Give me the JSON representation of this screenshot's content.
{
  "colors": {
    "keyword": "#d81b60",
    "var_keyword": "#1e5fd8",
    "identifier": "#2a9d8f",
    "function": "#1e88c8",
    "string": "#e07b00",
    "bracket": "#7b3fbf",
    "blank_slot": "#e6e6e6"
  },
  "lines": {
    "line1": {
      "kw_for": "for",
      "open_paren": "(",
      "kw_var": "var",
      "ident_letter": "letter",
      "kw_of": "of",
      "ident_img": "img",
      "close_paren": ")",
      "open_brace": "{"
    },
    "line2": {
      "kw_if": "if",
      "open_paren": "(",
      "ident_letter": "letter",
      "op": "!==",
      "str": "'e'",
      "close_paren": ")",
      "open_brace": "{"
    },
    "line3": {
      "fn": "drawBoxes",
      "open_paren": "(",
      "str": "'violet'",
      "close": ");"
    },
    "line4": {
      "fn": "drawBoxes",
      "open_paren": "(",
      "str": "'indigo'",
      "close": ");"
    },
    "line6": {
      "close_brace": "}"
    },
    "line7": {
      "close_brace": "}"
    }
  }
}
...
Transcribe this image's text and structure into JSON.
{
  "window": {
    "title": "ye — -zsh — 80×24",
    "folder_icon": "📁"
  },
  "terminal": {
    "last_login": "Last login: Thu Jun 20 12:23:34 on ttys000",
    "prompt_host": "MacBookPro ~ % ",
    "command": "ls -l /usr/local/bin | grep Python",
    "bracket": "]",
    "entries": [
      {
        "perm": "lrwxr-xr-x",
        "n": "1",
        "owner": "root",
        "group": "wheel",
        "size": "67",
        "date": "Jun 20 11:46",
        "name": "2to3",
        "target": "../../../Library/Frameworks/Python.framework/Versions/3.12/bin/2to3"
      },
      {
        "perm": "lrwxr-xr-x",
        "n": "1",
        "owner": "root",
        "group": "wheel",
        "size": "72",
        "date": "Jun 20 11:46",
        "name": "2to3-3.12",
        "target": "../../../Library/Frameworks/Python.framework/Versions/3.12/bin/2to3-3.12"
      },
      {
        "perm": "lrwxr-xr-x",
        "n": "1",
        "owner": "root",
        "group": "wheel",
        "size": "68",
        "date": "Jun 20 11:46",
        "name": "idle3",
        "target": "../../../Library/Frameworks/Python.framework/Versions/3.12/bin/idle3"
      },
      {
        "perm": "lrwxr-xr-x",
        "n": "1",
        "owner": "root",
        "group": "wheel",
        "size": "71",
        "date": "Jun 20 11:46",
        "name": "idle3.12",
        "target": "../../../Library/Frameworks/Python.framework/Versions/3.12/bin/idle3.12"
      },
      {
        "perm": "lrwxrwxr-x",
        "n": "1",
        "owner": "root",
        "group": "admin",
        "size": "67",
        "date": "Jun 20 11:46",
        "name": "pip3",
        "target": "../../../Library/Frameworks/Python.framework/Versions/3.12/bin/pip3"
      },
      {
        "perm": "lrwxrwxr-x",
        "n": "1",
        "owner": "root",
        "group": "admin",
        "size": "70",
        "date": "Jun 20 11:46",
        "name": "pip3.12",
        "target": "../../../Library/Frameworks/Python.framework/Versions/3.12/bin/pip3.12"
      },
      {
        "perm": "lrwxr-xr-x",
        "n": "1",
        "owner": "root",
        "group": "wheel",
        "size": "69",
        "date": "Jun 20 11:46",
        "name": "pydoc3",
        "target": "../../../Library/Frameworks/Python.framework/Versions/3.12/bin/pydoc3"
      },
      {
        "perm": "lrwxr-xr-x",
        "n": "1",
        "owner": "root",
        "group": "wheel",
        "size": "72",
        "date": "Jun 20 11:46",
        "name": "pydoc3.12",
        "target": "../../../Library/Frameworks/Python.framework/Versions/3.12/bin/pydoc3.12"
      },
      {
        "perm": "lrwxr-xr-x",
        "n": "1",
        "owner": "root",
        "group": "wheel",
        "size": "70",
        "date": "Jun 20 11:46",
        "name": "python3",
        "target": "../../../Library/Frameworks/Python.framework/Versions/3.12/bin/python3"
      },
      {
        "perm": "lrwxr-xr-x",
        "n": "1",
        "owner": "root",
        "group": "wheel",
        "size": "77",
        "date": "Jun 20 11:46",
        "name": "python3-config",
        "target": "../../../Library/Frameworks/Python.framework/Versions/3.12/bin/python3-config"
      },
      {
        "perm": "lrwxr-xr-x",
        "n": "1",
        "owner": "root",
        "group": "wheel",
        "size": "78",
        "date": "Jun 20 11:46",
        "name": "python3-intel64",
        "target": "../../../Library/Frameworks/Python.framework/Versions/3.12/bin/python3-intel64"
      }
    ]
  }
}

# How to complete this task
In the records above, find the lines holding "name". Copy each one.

# Output below
        "name": "2to3",
        "name": "2to3-3.12",
        "name": "idle3",
        "name": "idle3.12",
        "name": "pip3",
        "name": "pip3.12",
        "name": "pydoc3",
        "name": "pydoc3.12",
        "name": "python3",
        "name": "python3-config",
        "name": "python3-intel64",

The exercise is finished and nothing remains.